** Extracted entries follows **

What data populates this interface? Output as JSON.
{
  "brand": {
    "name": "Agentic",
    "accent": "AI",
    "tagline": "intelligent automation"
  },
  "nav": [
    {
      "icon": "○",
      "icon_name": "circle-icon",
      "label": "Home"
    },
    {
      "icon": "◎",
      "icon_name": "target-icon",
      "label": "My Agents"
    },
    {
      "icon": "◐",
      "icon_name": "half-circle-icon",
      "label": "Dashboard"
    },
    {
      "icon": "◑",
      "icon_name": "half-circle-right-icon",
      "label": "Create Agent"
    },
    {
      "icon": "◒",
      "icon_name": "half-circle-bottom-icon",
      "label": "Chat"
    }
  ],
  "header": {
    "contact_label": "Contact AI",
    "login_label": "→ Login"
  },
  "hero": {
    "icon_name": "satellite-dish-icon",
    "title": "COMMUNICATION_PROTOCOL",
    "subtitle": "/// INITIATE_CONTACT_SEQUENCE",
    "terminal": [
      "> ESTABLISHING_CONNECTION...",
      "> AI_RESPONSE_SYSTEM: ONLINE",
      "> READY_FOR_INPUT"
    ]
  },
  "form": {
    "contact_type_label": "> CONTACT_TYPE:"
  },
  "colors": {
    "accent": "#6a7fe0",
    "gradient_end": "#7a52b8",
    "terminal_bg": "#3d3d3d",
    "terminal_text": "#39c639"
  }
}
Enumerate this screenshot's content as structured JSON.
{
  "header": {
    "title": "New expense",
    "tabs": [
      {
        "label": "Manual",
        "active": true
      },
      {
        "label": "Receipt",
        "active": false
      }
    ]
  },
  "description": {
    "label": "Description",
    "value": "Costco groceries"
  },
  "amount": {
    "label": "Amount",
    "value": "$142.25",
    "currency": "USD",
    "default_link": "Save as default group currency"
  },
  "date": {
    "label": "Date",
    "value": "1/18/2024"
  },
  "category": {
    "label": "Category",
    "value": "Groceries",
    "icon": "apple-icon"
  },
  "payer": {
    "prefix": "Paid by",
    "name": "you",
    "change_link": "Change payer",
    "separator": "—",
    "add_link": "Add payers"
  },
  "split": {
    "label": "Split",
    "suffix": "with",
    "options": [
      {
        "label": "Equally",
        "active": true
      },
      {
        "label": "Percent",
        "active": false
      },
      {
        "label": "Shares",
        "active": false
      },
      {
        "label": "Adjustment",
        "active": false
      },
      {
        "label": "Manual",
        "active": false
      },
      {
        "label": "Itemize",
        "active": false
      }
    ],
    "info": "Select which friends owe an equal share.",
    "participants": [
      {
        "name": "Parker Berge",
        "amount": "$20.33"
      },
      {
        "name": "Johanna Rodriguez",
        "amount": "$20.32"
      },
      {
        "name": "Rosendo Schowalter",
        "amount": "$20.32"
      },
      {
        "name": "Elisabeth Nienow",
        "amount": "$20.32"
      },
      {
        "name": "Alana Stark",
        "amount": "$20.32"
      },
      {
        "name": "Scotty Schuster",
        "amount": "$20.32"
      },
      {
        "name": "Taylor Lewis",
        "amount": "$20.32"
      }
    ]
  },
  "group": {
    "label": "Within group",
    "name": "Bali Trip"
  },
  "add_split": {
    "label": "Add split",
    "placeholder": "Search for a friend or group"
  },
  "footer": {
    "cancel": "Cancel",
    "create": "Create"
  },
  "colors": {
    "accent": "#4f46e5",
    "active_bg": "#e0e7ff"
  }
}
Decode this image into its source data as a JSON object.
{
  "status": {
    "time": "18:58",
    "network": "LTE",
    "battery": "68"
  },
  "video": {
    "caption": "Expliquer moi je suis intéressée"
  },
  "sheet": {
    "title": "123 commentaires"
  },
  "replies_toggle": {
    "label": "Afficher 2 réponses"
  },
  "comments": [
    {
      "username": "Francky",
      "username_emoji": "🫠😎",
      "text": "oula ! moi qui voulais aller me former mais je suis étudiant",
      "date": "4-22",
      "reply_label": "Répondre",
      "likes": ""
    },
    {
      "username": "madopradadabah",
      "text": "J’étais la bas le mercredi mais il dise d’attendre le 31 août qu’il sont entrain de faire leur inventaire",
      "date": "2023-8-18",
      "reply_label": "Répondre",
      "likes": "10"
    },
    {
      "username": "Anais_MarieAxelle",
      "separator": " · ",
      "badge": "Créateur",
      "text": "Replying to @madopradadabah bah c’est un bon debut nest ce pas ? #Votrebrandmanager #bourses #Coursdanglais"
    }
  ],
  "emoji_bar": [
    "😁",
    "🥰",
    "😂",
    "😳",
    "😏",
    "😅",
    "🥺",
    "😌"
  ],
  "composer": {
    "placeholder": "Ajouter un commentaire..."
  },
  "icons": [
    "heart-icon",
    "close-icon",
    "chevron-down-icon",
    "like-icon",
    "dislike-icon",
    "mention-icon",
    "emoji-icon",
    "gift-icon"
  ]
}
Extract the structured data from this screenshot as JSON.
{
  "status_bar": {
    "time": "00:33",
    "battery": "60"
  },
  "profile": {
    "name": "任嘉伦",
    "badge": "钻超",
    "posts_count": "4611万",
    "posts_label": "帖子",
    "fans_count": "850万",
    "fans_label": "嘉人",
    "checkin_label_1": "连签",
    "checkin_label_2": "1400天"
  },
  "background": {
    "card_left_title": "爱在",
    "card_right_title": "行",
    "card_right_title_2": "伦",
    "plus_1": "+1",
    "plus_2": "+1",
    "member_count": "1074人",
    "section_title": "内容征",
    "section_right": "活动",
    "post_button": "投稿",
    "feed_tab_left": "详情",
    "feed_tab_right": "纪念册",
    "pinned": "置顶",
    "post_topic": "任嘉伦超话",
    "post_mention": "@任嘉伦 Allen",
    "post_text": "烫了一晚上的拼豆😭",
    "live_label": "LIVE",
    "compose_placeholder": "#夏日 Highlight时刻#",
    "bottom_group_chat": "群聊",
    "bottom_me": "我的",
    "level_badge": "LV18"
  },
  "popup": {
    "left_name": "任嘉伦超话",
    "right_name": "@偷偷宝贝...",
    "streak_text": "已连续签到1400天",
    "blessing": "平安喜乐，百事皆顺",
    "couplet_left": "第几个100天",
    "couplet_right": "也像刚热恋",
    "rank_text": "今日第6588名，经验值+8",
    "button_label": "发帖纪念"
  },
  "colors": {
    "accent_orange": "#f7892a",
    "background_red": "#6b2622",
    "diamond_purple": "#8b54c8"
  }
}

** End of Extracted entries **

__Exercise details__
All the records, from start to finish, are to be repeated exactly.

__Expected answer__
What data populates this interface? Output as JSON.
{
  "brand": {
    "name": "Agentic",
    "accent": "AI",
    "tagline": "intelligent automation"
  },
  "nav": [
    {
      "icon": "○",
      "icon_name": "circle-icon",
      "label": "Home"
    },
    {
      "icon": "◎",
      "icon_name": "target-icon",
      "label": "My Agents"
    },
    {
      "icon": "◐",
      "icon_name": "half-circle-icon",
      "label": "Dashboard"
    },
    {
      "icon": "◑",
      "icon_name": "half-circle-right-icon",
      "label": "Create Agent"
    },
    {
      "icon": "◒",
      "icon_name": "half-circle-bottom-icon",
      "label": "Chat"
    }
  ],
  "header": {
    "contact_label": "Contact AI",
    "login_label": "→ Login"
  },
  "hero": {
    "icon_name": "satellite-dish-icon",
    "title": "COMMUNICATION_PROTOCOL",
    "subtitle": "/// INITIATE_CONTACT_SEQUENCE",
    "terminal": [
      "> ESTABLISHING_CONNECTION...",
      "> AI_RESPONSE_SYSTEM: ONLINE",
      "> READY_FOR_INPUT"
    ]
  },
  "form": {
    "contact_type_label": "> CONTACT_TYPE:"
  },
  "colors": {
    "accent": "#6a7fe0",
    "gradient_end": "#7a52b8",
    "terminal_bg": "#3d3d3d",
    "terminal_text": "#39c639"
  }
}
Enumerate this screenshot's content as structured JSON.
{
  "header": {
    "title": "New expense",
    "tabs": [
      {
        "label": "Manual",
        "active": true
      },
      {
        "label": "Receipt",
        "active": false
      }
    ]
  },
  "description": {
    "label": "Description",
    "value": "Costco groceries"
  },
  "amount": {
    "label": "Amount",
    "value": "$142.25",
    "currency": "USD",
    "default_link": "Save as default group currency"
  },
  "date": {
    "label": "Date",
    "value": "1/18/2024"
  },
  "category": {
    "label": "Category",
    "value": "Groceries",
    "icon": "apple-icon"
  },
  "payer": {
    "prefix": "Paid by",
    "name": "you",
    "change_link": "Change payer",
    "separator": "—",
    "add_link": "Add payers"
  },
  "split": {
    "label": "Split",
    "suffix": "with",
    "options": [
      {
        "label": "Equally",
        "active": true
      },
      {
        "label": "Percent",
        "active": false
      },
      {
        "label": "Shares",
        "active": false
      },
      {
        "label": "Adjustment",
        "active": false
      },
      {
        "label": "Manual",
        "active": false
      },
      {
        "label": "Itemize",
        "active": false
      }
    ],
    "info": "Select which friends owe an equal share.",
    "participants": [
      {
        "name": "Parker Berge",
        "amount": "$20.33"
      },
      {
        "name": "Johanna Rodriguez",
        "amount": "$20.32"
      },
      {
        "name": "Rosendo Schowalter",
        "amount": "$20.32"
      },
      {
        "name": "Elisabeth Nienow",
        "amount": "$20.32"
      },
      {
        "name": "Alana Stark",
        "amount": "$20.32"
      },
      {
        "name": "Scotty Schuster",
        "amount": "$20.32"
      },
      {
        "name": "Taylor Lewis",
        "amount": "$20.32"
      }
    ]
  },
  "group": {
    "label": "Within group",
    "name": "Bali Trip"
  },
  "add_split": {
    "label": "Add split",
    "placeholder": "Search for a friend or group"
  },
  "footer": {
    "cancel": "Cancel",
    "create": "Create"
  },
  "colors": {
    "accent": "#4f46e5",
    "active_bg": "#e0e7ff"
  }
}
Decode this image into its source data as a JSON object.
{
  "status": {
    "time": "18:58",
    "network": "LTE",
    "battery": "68"
  },
  "video": {
    "caption": "Expliquer moi je suis intéressée"
  },
  "sheet": {
    "title": "123 commentaires"
  },
  "replies_toggle": {
    "label": "Afficher 2 réponses"
  },
  "comments": [
    {
      "username": "Francky",
      "username_emoji": "🫠😎",
      "text": "oula ! moi qui voulais aller me former mais je suis étudiant",
      "date": "4-22",
      "reply_label": "Répondre",
      "likes": ""
    },
    {
      "username": "madopradadabah",
      "text": "J’étais la bas le mercredi mais il dise d’attendre le 31 août qu’il sont entrain de faire leur inventaire",
      "date": "2023-8-18",
      "reply_label": "Répondre",
      "likes": "10"
    },
    {
      "username": "Anais_MarieAxelle",
      "separator": " · ",
      "badge": "Créateur",
      "text": "Replying to @madopradadabah bah c’est un bon debut nest ce pas ? #Votrebrandmanager #bourses #Coursdanglais"
    }
  ],
  "emoji_bar": [
    "😁",
    "🥰",
    "😂",
    "😳",
    "😏",
    "😅",
    "🥺",
    "😌"
  ],
  "composer": {
    "placeholder": "Ajouter un commentaire..."
  },
  "icons": [
    "heart-icon",
    "close-icon",
    "chevron-down-icon",
    "like-icon",
    "dislike-icon",
    "mention-icon",
    "emoji-icon",
    "gift-icon"
  ]
}
Extract the structured data from this screenshot as JSON.
{
  "status_bar": {
    "time": "00:33",
    "battery": "60"
  },
  "profile": {
    "name": "任嘉伦",
    "badge": "钻超",
    "posts_count": "4611万",
    "posts_label": "帖子",
    "fans_count": "850万",
    "fans_label": "嘉人",
    "checkin_label_1": "连签",
    "checkin_label_2": "1400天"
  },
  "background": {
    "card_left_title": "爱在",
    "card_right_title": "行",
    "card_right_title_2": "伦",
    "plus_1": "+1",
    "plus_2": "+1",
    "member_count": "1074人",
    "section_title": "内容征",
    "section_right": "活动",
    "post_button": "投稿",
    "feed_tab_left": "详情",
    "feed_tab_right": "纪念册",
    "pinned": "置顶",
    "post_topic": "任嘉伦超话",
    "post_mention": "@任嘉伦 Allen",
    "post_text": "烫了一晚上的拼豆😭",
    "live_label": "LIVE",
    "compose_placeholder": "#夏日 Highlight时刻#",
    "bottom_group_chat": "群聊",
    "bottom_me": "我的",
    "level_badge": "LV18"
  },
  "popup": {
    "left_name": "任嘉伦超话",
    "right_name": "@偷偷宝贝...",
    "streak_text": "已连续签到1400天",
    "blessing": "平安喜乐，百事皆顺",
    "couplet_left": "第几个100天",
    "couplet_right": "也像刚热恋",
    "rank_text": "今日第6588名，经验值+8",
    "button_label": "发帖纪念"
  },
  "colors": {
    "accent_orange": "#f7892a",
    "background_red": "#6b2622",
    "diamond_purple": "#8b54c8"
  }
}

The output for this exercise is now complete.